→ About this exercise
Report every line from the following entries that contains the string "kind".

Component data from apps and pages:
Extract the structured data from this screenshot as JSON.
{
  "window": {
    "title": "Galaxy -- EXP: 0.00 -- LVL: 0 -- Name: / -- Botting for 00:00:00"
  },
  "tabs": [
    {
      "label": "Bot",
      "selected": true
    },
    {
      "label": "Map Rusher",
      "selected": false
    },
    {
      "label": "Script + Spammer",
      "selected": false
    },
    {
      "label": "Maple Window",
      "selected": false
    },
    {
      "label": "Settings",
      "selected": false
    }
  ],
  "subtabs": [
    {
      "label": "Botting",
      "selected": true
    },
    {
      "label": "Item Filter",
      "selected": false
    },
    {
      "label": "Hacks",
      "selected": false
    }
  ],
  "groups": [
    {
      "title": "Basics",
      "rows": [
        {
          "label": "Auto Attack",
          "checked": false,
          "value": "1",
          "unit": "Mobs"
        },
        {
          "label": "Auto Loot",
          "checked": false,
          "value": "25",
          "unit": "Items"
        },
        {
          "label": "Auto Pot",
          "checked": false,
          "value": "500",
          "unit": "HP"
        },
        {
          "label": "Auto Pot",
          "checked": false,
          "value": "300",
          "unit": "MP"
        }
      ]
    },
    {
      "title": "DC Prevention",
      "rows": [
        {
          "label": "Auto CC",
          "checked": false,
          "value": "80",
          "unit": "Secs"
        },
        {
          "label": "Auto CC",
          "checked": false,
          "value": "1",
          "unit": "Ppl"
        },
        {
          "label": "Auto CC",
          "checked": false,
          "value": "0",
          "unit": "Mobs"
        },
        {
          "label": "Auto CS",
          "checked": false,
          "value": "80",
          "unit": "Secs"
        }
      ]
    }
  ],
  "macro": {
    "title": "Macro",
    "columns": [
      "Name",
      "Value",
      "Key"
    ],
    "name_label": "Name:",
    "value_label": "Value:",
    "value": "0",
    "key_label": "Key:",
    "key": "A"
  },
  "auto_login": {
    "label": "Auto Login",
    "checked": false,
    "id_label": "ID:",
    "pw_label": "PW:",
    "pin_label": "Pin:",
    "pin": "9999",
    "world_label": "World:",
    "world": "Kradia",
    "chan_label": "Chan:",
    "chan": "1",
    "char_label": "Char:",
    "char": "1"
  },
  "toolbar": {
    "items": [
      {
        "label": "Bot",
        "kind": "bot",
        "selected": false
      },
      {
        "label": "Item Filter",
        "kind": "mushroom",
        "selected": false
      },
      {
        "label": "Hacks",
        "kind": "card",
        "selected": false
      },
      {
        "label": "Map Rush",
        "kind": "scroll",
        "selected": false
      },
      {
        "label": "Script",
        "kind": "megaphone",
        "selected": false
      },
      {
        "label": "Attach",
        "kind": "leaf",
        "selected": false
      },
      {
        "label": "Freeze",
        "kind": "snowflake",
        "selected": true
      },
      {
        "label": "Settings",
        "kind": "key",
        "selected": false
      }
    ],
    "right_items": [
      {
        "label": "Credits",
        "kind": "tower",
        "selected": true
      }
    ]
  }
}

→ Reply to the task
        "kind": "bot",
        "kind": "mushroom",
        "kind": "card",
        "kind": "scroll",
        "kind": "megaphone",
        "kind": "leaf",
        "kind": "snowflake",
        "kind": "key",
        "kind": "tower",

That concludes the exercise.